When I say I spent 3 months on the course, I should mention that the semester really started on October 15, 2012 and ends today, April 15, 2013. But the course doesn’t actually have a hard end date, because all the content lives online – the lectures, video segments, assignments, etc. – so CS50x really is something that you can complete on your own schedule.
Why is there an “end” date then? For anyone taking the class online, that’s the date that you must have completed the course requirements by if you want edX’s electronic certificate of completion. If you don’t care for the certificate, you can absolutely work on and complete the course content at your own pace.

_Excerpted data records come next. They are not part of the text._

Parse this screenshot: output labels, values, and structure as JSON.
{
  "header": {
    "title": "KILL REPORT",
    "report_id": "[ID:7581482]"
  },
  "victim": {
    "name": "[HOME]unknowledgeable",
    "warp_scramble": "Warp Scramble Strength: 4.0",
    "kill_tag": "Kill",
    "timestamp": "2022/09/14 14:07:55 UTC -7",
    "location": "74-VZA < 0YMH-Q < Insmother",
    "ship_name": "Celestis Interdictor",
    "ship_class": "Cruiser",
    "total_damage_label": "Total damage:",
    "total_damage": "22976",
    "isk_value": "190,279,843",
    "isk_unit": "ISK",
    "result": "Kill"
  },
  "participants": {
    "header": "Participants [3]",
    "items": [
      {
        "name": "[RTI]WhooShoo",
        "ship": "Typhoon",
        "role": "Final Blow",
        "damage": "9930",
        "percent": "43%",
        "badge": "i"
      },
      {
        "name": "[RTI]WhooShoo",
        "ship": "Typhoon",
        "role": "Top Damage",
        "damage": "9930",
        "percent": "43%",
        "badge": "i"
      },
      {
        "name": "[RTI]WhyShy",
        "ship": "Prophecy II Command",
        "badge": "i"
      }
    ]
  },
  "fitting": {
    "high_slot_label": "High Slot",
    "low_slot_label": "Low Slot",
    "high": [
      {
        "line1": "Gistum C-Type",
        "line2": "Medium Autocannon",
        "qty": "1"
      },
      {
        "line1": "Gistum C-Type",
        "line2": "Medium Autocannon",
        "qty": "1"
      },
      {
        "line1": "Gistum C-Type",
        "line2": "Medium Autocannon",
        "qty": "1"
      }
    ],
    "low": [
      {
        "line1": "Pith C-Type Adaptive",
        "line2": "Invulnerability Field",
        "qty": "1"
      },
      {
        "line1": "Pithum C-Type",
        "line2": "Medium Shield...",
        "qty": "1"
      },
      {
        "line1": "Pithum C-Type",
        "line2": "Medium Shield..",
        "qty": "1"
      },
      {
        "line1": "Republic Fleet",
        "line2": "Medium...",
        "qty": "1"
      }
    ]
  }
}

Since I started the course late, I used the end date and certificate as a little extra mental motivation every day to find time even with my day job to watch the lectures and complete the courseware.
CS50x boasts that you don’t need any prior programming experience for the course, and they in fact, make it a point to show you just how many of your peers demonstrate that lack of experience through a reassuring pie chart on the first day of lecture. I’d taken a couple of basic CS classes in high school, but that was many years ago and CS50x focused on a language I wasn’t familiar with, C. I indeed fell right into that larger, more inexperienced section of the day 1 pie chart.

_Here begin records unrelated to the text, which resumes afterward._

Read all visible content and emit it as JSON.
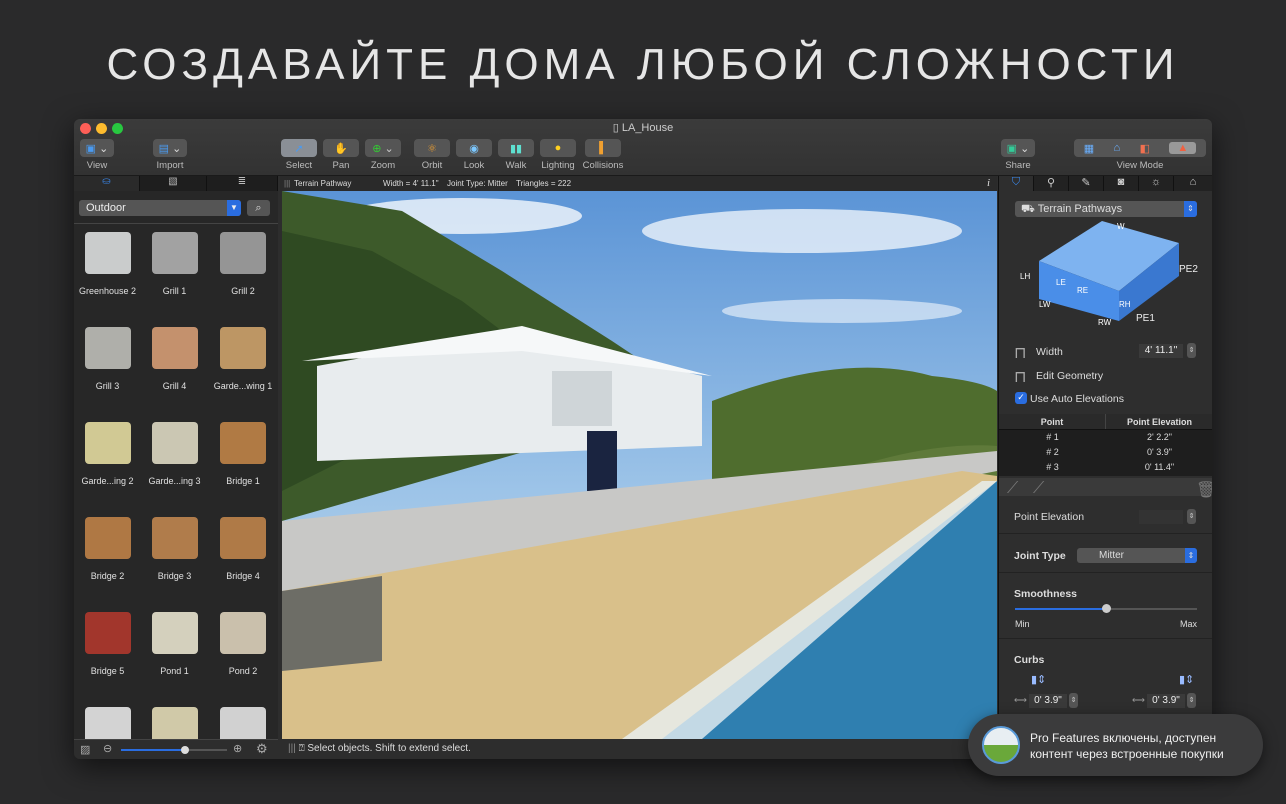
{
  "headline": "СОЗДАВАЙТЕ ДОМА ЛЮБОЙ СЛОЖНОСТИ",
  "window": {
    "title": "LA_House"
  },
  "toolbar": {
    "view": "View",
    "import": "Import",
    "select": "Select",
    "pan": "Pan",
    "zoom": "Zoom",
    "orbit": "Orbit",
    "look": "Look",
    "walk": "Walk",
    "lighting": "Lighting",
    "collisions": "Collisions",
    "share": "Share",
    "view_mode": "View Mode"
  },
  "library": {
    "category": "Outdoor",
    "items": [
      {
        "label": "Greenhouse 2",
        "color": "#e8eaea"
      },
      {
        "label": "Grill 1",
        "color": "#b8b8b8"
      },
      {
        "label": "Grill 2",
        "color": "#a9a9a9"
      },
      {
        "label": "Grill 3",
        "color": "#c8c8c2"
      },
      {
        "label": "Grill 4",
        "color": "#e0a47a"
      },
      {
        "label": "Garde...wing 1",
        "color": "#d8aa70"
      },
      {
        "label": "Garde...ing 2",
        "color": "#f0e6a8"
      },
      {
        "label": "Garde...ing 3",
        "color": "#e9e4cc"
      },
      {
        "label": "Bridge 1",
        "color": "#c98a4a"
      },
      {
        "label": "Bridge 2",
        "color": "#c8874a"
      },
      {
        "label": "Bridge 3",
        "color": "#c98c52"
      },
      {
        "label": "Bridge 4",
        "color": "#c88a4e"
      },
      {
        "label": "Bridge 5",
        "color": "#b83a2e"
      },
      {
        "label": "Pond 1",
        "color": "#f3eed8"
      },
      {
        "label": "Pond 2",
        "color": "#e8dcc4"
      },
      {
        "label": "",
        "color": "#f2f2f2"
      },
      {
        "label": "",
        "color": "#efe6c0"
      },
      {
        "label": "",
        "color": "#f0f0f0"
      }
    ],
    "zoom_level": 0.6
  },
  "infobar": {
    "object": "Terrain Pathway",
    "width": "Width = 4' 11.1\"",
    "joint": "Joint Type: Mitter",
    "triangles": "Triangles = 222",
    "info_icon": "i"
  },
  "status": {
    "text": "Select objects. Shift to extend select."
  },
  "inspector": {
    "type": "Terrain Pathways",
    "diagram": {
      "w": "W",
      "lh": "LH",
      "le": "LE",
      "re": "RE",
      "rh": "RH",
      "lw": "LW",
      "rw": "RW",
      "pe1": "PE1",
      "pe2": "PE2"
    },
    "width_label": "Width",
    "width_value": "4' 11.1\"",
    "edit_geometry": "Edit Geometry",
    "auto_elev": "Use Auto Elevations",
    "auto_elev_checked": true,
    "table": {
      "headers": [
        "Point",
        "Point Elevation"
      ],
      "rows": [
        [
          "# 1",
          "2' 2.2\""
        ],
        [
          "# 2",
          "0' 3.9\""
        ],
        [
          "# 3",
          "0' 11.4\""
        ]
      ]
    },
    "point_elev_label": "Point Elevation",
    "joint_label": "Joint Type",
    "joint_value": "Mitter",
    "smooth_label": "Smoothness",
    "smooth_min": "Min",
    "smooth_max": "Max",
    "smooth_value": 0.5,
    "curbs_label": "Curbs",
    "curb_left": "0' 3.9\"",
    "curb_right": "0' 3.9\""
  },
  "toast": {
    "line1": "Pro Features включены, доступен",
    "line2": "контент через встроенные покупки"
  },
  "colors": {
    "accent": "#2a6de0",
    "bg": "#2a2a2b"
  }
}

CS50x Course Load
The CS50x syllabus contained 8 problem sets (homework assignments on steroids, basically), 2 quizzes, and a final project. The problem sets focused on some interesting concepts such as cryptography, forensics, gaming, and web programming. While I found that the problem sets brought on their own frustrating set of challenges, I think the course did quite well in adapting relevant themes in each one.

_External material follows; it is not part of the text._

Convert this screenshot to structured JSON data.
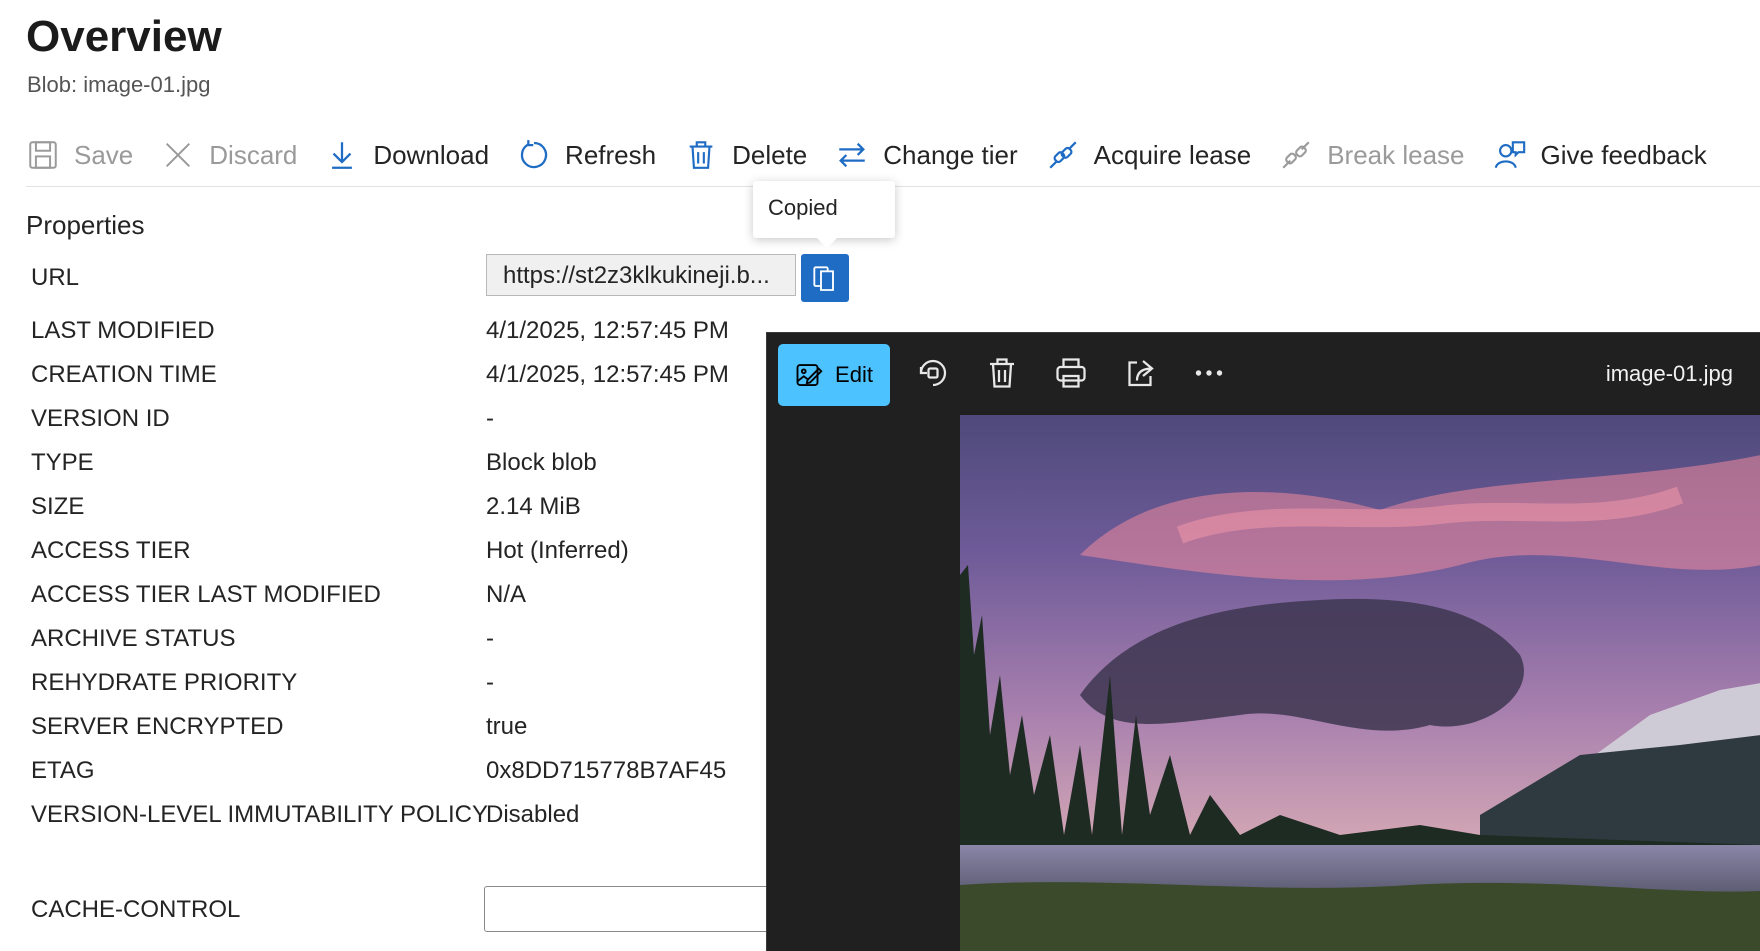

For example, I distinctly remember playing a game of Scramble on my smart phone literally minutes before reading the assignment for Problem Set 3 – to program and implement the game…Scramble. Another interesting moment in the course, and one that really put the worldwide reach of the class into perspective, was during the forensics problem set where we had to solve a mystery of which television show character committed a murder by electronically cleaning up an incriminating photo. Turns out that a lot of people couldn’t recognize the character even after they had done all the programming work to reveal the picture and were staring right at them…simply because that particular show never aired in their home countries. Oops.
The community and sense of connection between not only the 120,000 students worldwide taking the course online, but the hundreds sitting in Harvard’s Sanders Theatre, really defined the experience for me. The level of support available from other students via CS50 Discuss, the course’s online forum, who were facing the same late night challenges (and sharing the same successes!) was a huge determining factor in what made this class so appealing to me. In the words of the immortal Jerry Springer, “take care of yourself, and each other.”
Overall I’m very glad I took the course, and I can see why it has become so popular over the years on the Harvard campus. It’s an incredibly unique class, and I’m also glad I heeded the advice to “not give up after the Call Me Maybe parody on day 1.” I definitely plan to take another edX course in the future – perhaps MIT’s intro to CS/programming class is next, which focuses on using the Python language. (See my CS50x final project programmed in Python here)
So…why did I take this course, when I had such a late start and had to balance a full-time job in a field that isn’t even directly applicable to computer science?
Because learning is cool.